▶ _PROBLEM_
Your answer must be the records below, reproduced exactly.

[Website and app data records]

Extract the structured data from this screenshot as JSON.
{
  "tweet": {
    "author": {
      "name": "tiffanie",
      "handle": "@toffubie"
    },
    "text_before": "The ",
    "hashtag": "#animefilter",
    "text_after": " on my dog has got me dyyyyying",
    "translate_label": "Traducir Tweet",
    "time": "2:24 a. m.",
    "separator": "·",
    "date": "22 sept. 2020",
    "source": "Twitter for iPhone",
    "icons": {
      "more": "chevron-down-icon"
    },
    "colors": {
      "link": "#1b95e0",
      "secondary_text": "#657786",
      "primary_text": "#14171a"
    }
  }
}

▶ _OUTPUT_
Extract the structured data from this screenshot as JSON.
{
  "tweet": {
    "author": {
      "name": "tiffanie",
      "handle": "@toffubie"
    },
    "text_before": "The ",
    "hashtag": "#animefilter",
    "text_after": " on my dog has got me dyyyyying",
    "translate_label": "Traducir Tweet",
    "time": "2:24 a. m.",
    "separator": "·",
    "date": "22 sept. 2020",
    "source": "Twitter for iPhone",
    "icons": {
      "more": "chevron-down-icon"
    },
    "colors": {
      "link": "#1b95e0",
      "secondary_text": "#657786",
      "primary_text": "#14171a"
    }
  }
}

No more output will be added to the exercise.